RECORDED DATA START

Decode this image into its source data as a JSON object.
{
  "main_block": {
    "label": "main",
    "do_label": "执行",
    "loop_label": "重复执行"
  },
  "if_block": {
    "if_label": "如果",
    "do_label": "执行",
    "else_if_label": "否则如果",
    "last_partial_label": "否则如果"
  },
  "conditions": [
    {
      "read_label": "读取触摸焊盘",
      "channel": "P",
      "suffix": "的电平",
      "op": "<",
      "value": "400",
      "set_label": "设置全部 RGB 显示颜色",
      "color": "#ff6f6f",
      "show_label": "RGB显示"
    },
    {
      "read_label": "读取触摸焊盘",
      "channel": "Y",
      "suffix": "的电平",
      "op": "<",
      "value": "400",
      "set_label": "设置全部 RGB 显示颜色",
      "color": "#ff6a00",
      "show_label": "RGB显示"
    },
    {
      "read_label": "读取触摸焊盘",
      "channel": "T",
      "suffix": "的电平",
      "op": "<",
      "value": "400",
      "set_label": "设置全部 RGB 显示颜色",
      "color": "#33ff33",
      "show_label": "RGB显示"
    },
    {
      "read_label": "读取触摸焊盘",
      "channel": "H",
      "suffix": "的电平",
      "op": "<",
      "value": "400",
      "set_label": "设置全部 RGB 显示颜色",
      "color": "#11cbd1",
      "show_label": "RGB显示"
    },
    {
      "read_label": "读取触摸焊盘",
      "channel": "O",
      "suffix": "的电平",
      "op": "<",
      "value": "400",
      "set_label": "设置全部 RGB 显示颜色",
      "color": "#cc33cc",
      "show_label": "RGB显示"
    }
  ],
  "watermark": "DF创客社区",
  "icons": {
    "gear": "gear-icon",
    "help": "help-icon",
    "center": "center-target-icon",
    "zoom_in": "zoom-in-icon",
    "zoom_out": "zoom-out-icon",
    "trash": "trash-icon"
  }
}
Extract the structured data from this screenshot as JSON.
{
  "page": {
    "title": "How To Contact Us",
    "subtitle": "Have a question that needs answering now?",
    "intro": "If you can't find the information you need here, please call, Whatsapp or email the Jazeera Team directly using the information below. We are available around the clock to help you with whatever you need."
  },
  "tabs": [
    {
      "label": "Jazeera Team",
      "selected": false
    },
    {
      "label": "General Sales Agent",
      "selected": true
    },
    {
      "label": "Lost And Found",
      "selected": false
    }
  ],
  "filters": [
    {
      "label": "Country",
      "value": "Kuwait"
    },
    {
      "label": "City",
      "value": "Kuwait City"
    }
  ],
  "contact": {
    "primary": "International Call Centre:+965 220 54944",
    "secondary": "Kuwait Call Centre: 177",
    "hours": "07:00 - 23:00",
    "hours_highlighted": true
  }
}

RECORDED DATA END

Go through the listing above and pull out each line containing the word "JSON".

Decode this image into its source data as a JSON object.
Extract the structured data from this screenshot as JSON.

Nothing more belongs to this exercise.